On Tuesday, October 7, NASEO, in partnership with the U.S. Department of Energy's Office of Electricity Delivery and Energy Reliability and the U.S. Energy Information Administration (EIA), convened the 2014 - 2015 Winter Energy Outlook Conference in Washington, D.C. This important annual event brought together leading energy data and forecasting experts to address global oil supply uncertainty, and the effects of projected winter weather on the demand for heating and transportation fuels.
This year's conference included a presentation on EIA's 2014 Winter Fuels Outlook, as well as panel discussions with well-known industry representatives and energy experts about factors likely to affect energy markets this winter in the United States and globally. EIA Administrator Adam Siemenski, discussed key highlights from the 2014 Winter Fuels Outlook, including:
• EIA expects the average household heating bill in all regions of the country will be lower this winter.
• Homes that heat with propane and heating oil will see the biggest savings, with propane expenditures down 27% and heating oil bills down 15% from last winter.
• Average natural gas bills will be 5% lower, while households that rely on electricity for space heating will see their costs decline by 2%.
• The expenditure forecasts are based on EIA projections of residential prices and the National Oceanic and Atmospheric Administration forecast of winter heating degree days, which average 12% lower for the U.S. compared with last winter.
• Natural gas production this winter is projected to average 71 billion cubic feet (Bcf) a day, an increase of 3 Bcf/day (4.5%) over last winter.
• Natural gas stocks are 11% lower than this time last year, but are sufficient to meet winter demand.
• Propane stocks and production are up from last year and supply should be sufficient to meet demand if we do not see a repeat of last winter's very cold weather. The uncertainties for this winter include demand for grain drying give another expected record corn crop and changes to the transportation capacity to move propane to markets and increased reliance on shipments by rail.

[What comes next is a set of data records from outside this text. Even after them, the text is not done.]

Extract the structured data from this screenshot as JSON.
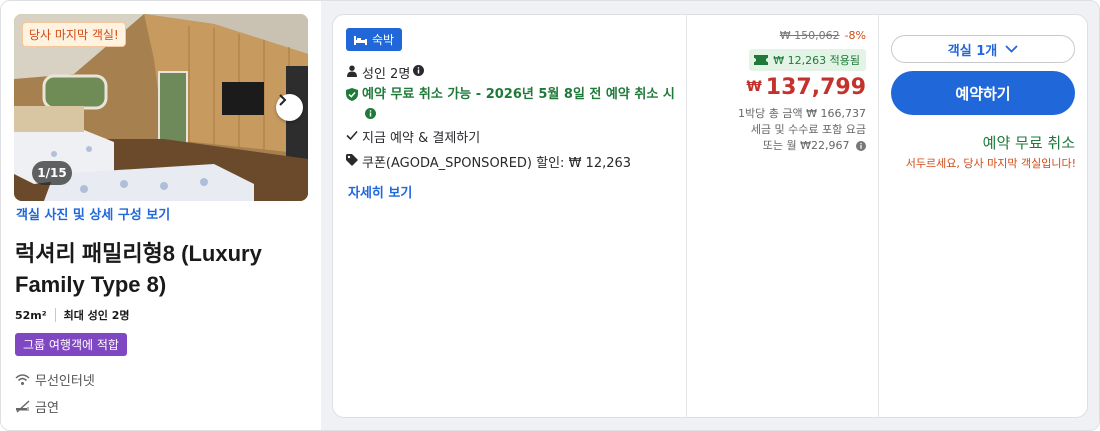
{
  "room": {
    "last_room_badge": "당사 마지막 객실!",
    "photo_counter": "1/15",
    "view_photos_link": "객실 사진 및 상세 구성 보기",
    "title": "럭셔리 패밀리형8 (Luxury Family Type 8)",
    "size": "52m²",
    "max_occupancy": "최대 성인 2명",
    "group_badge": "그룹 여행객에 적합",
    "amenities": [
      {
        "icon": "wifi-icon",
        "label": "무선인터넷"
      },
      {
        "icon": "no-smoking-icon",
        "label": "금연"
      }
    ]
  },
  "offer": {
    "stay_badge": "숙박",
    "adults": "성인 2명",
    "free_cancel_text": "예약 무료 취소 가능 - 2026년 5월 8일 전 예약 취소 시",
    "pay_now": "지금 예약 & 결제하기",
    "coupon": "쿠폰(AGODA_SPONSORED) 할인: ₩ 12,263",
    "details_link": "자세히 보기"
  },
  "price": {
    "original": "₩ 150,062",
    "discount_pct": "-8%",
    "coupon_applied": "₩ 12,263 적용됨",
    "currency": "₩",
    "amount": "137,799",
    "per_night_total": "1박당 총 금액 ₩ 166,737",
    "tax_note": "세금 및 수수료 포함 요금",
    "monthly": "또는 월 ₩22,967"
  },
  "actions": {
    "room_count": "객실 1개",
    "book_button": "예약하기",
    "free_cancel": "예약 무료 취소",
    "hurry": "서두르세요, 당사 마지막 객실입니다!"
  },
  "colors": {
    "accent_blue": "#2067da",
    "price_red": "#c3322c",
    "green": "#1f7a3a",
    "orange": "#d44a14",
    "purple": "#7f47c2"
  }
}
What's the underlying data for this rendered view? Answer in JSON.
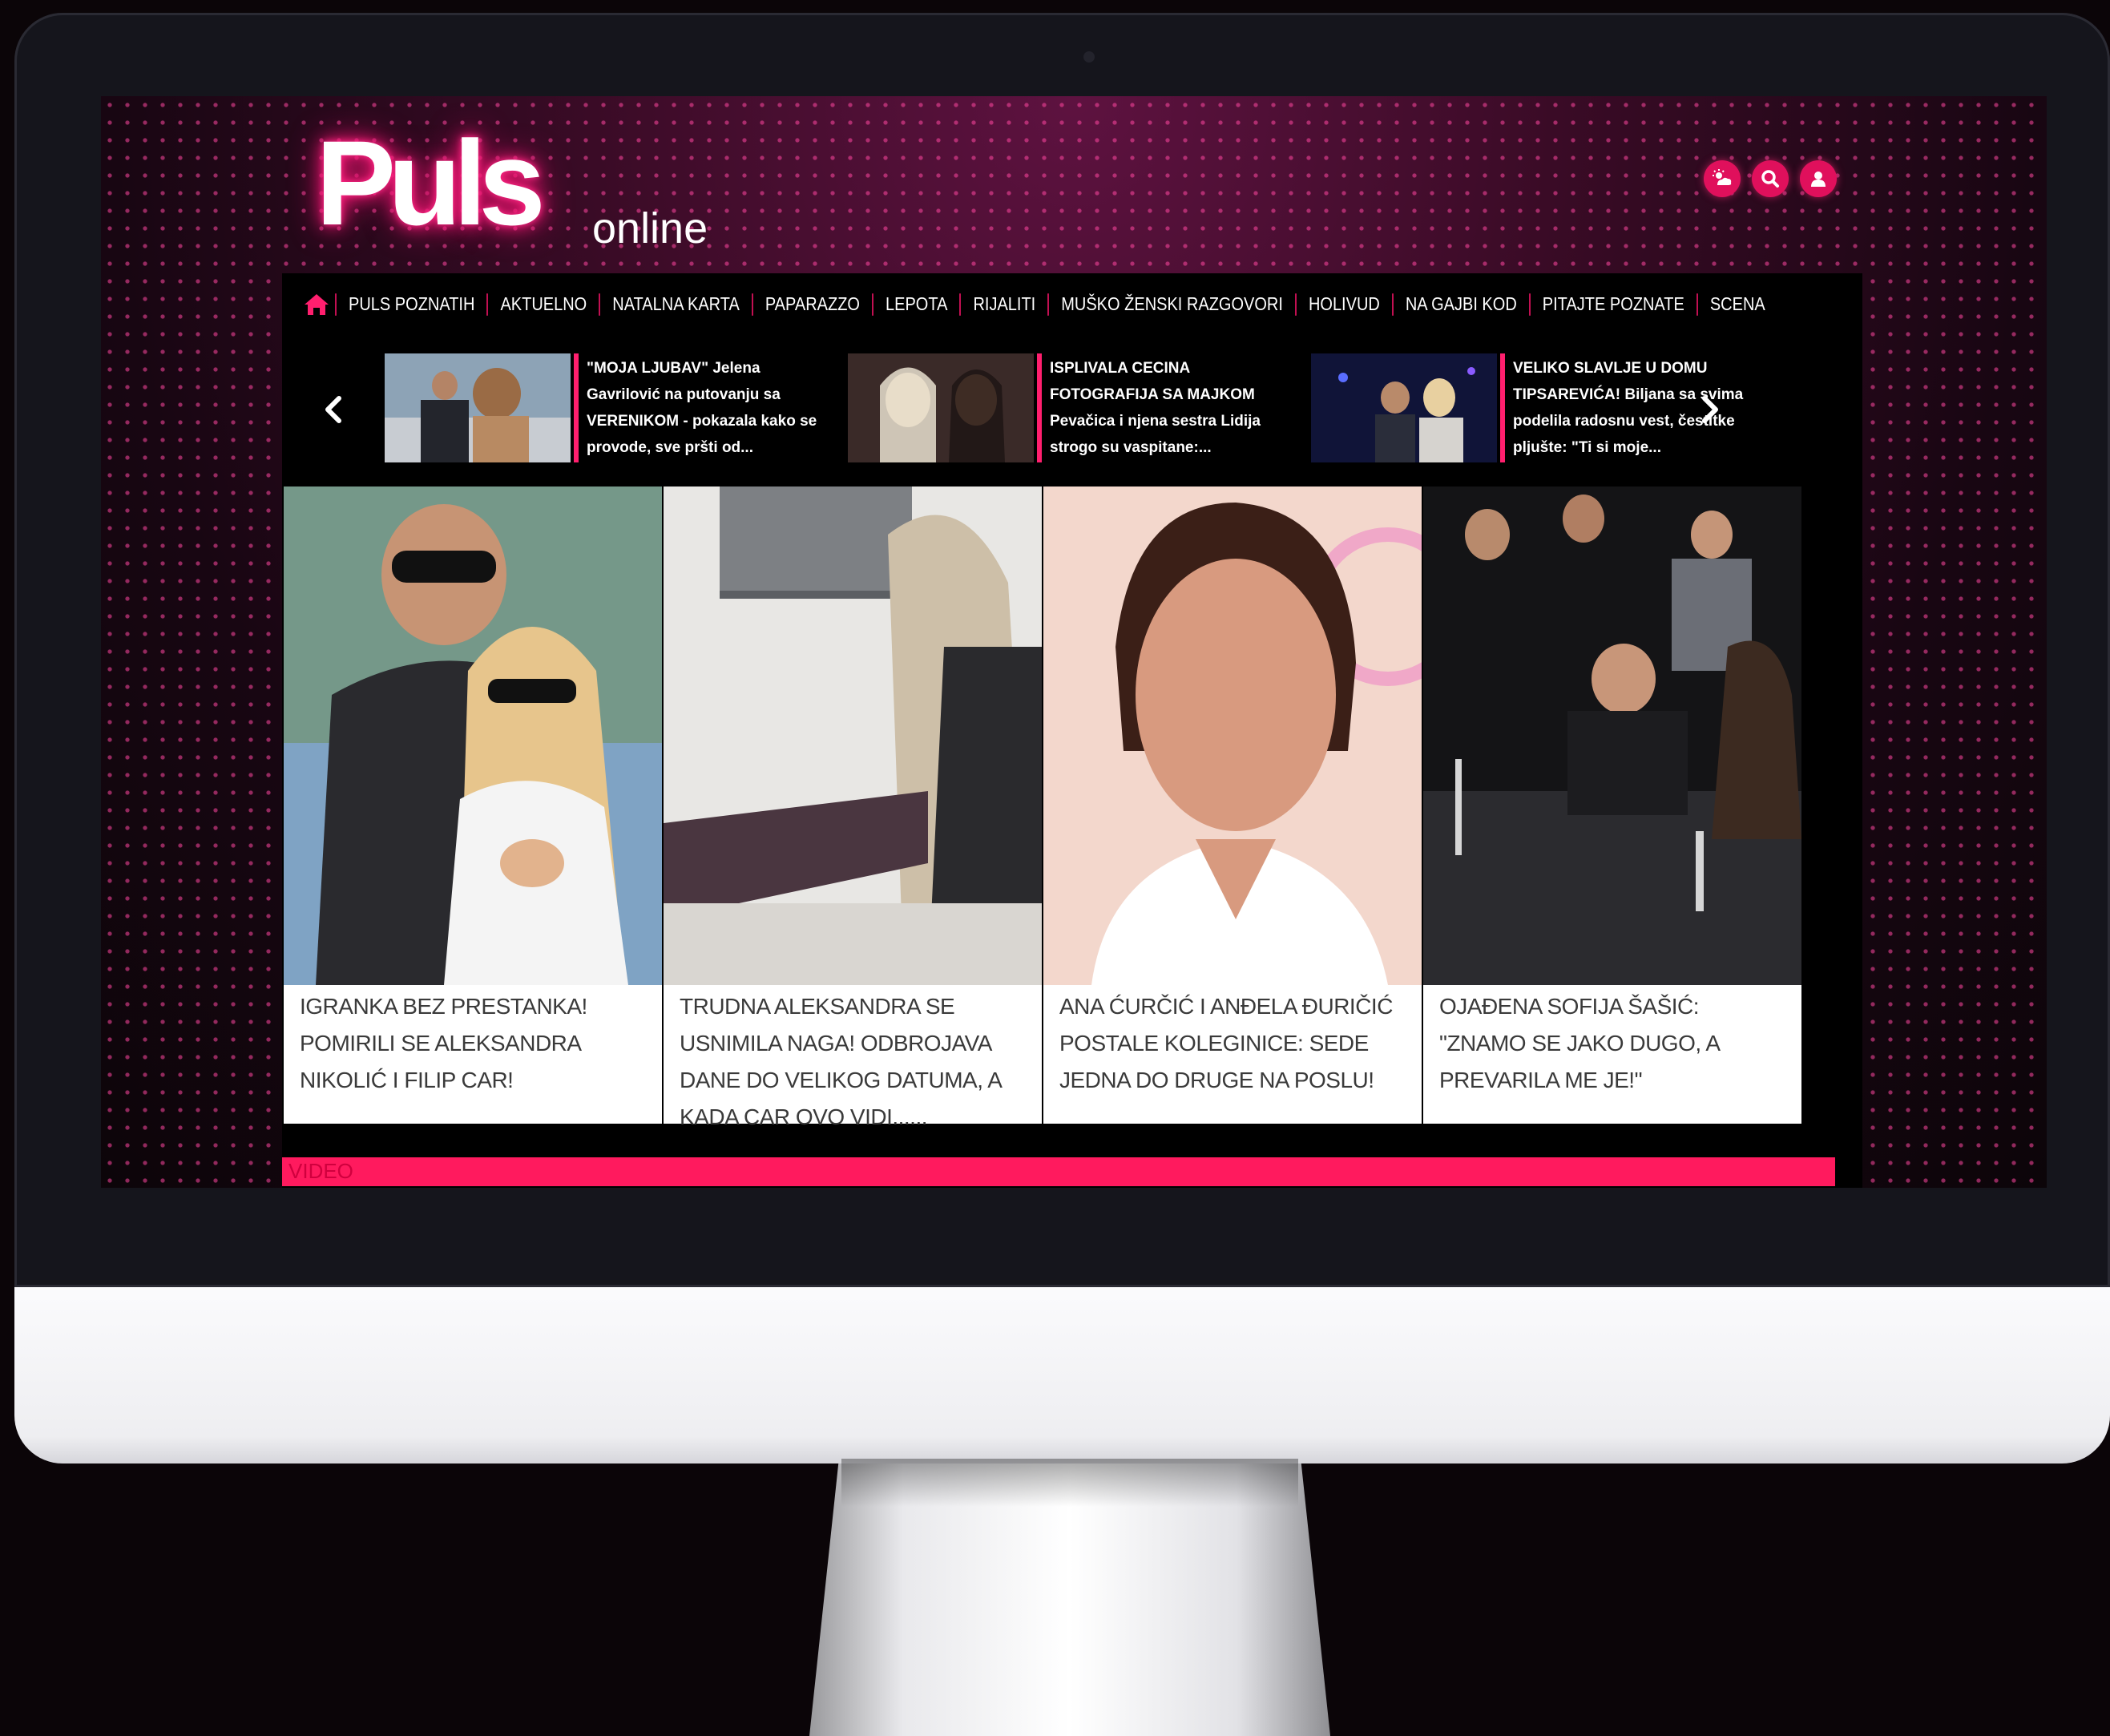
{
  "brand": {
    "logo_main": "Puls",
    "logo_sub": "online",
    "accent": "#ff1a5e",
    "dark_bg": "#000000"
  },
  "header_icons": [
    "weather-icon",
    "search-icon",
    "user-icon"
  ],
  "nav": {
    "home_icon": "home-icon",
    "items": [
      "PULS POZNATIH",
      "AKTUELNO",
      "NATALNA KARTA",
      "PAPARAZZO",
      "LEPOTA",
      "RIJALITI",
      "MUŠKO ŽENSKI RAZGOVORI",
      "HOLIVUD",
      "NA GAJBI KOD",
      "PITAJTE POZNATE",
      "SCENA"
    ]
  },
  "ticker": {
    "items": [
      {
        "text": "\"MOJA LJUBAV\" Jelena Gavrilović na putovanju sa VERENIKOM - pokazala kako se provode, sve pršti od..."
      },
      {
        "text": "ISPLIVALA CECINA FOTOGRAFIJA SA MAJKOM Pevačica i njena sestra Lidija strogo su vaspitane:..."
      },
      {
        "text": "VELIKO SLAVLJE U DOMU TIPSAREVIĆA! Biljana sa svima podelila radosnu vest, čestitke pljušte: \"Ti si moje..."
      }
    ]
  },
  "cards": [
    {
      "title": "IGRANKA BEZ PRESTANKA! POMIRILI SE ALEKSANDRA NIKOLIĆ I FILIP CAR!"
    },
    {
      "title": "TRUDNA ALEKSANDRA SE USNIMILA NAGA! ODBROJAVA DANE DO VELIKOG DATUMA, A KADA CAR OVO VIDI......"
    },
    {
      "title": "ANA ĆURČIĆ I ANĐELA ĐURIČIĆ POSTALE KOLEGINICE: SEDE JEDNA DO DRUGE NA POSLU!"
    },
    {
      "title": "OJAĐENA SOFIJA ŠAŠIĆ: \"ZNAMO SE JAKO DUGO, A PREVARILA ME JE!\""
    }
  ],
  "section_label": "VIDEO"
}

• Stocks of distillate oil include home heating oil remain at the low end of the previous 5 year range.
• The significant increase in U.S. oil production from shale production fields has resulted in a sharp drop in U.S. oil imports which is contributing to reshaping global energy trade.
Throughout the conference, experts discussed lessons learned during and after last winter's heating season and summarized the work that has been done during the spring and summer months to help prepare for the upcoming winter heating season. Attendees also heard presentations on a range of issues including near-term energy outlooks, modeling and forecasting, winter weather, infrastructure, resiliency, distribution, climate adaptation, and related vulnerabilities.
Presentations from the conference are available on the NASEO website.